INSTRUCTIONS TO FOLLOW - Output the records below again, precisely as they are written.

DATA EXTRACTS -
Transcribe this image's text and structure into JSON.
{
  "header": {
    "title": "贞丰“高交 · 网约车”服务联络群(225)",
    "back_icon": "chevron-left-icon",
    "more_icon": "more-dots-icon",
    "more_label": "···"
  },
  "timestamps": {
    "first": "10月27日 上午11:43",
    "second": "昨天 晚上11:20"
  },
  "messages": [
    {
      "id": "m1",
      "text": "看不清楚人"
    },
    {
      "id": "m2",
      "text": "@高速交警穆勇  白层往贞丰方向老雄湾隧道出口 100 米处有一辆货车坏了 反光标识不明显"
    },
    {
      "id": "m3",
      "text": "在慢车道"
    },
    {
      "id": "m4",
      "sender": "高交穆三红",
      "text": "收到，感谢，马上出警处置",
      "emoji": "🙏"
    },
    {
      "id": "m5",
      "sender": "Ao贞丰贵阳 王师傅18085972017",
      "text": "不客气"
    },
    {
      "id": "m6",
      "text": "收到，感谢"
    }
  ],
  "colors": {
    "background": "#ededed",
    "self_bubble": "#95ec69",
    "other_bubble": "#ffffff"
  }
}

TASK SOLUTION -
Transcribe this image's text and structure into JSON.
{
  "header": {
    "title": "贞丰“高交 · 网约车”服务联络群(225)",
    "back_icon": "chevron-left-icon",
    "more_icon": "more-dots-icon",
    "more_label": "···"
  },
  "timestamps": {
    "first": "10月27日 上午11:43",
    "second": "昨天 晚上11:20"
  },
  "messages": [
    {
      "id": "m1",
      "text": "看不清楚人"
    },
    {
      "id": "m2",
      "text": "@高速交警穆勇  白层往贞丰方向老雄湾隧道出口 100 米处有一辆货车坏了 反光标识不明显"
    },
    {
      "id": "m3",
      "text": "在慢车道"
    },
    {
      "id": "m4",
      "sender": "高交穆三红",
      "text": "收到，感谢，马上出警处置",
      "emoji": "🙏"
    },
    {
      "id": "m5",
      "sender": "Ao贞丰贵阳 王师傅18085972017",
      "text": "不客气"
    },
    {
      "id": "m6",
      "text": "收到，感谢"
    }
  ],
  "colors": {
    "background": "#ededed",
    "self_bubble": "#95ec69",
    "other_bubble": "#ffffff"
  }
}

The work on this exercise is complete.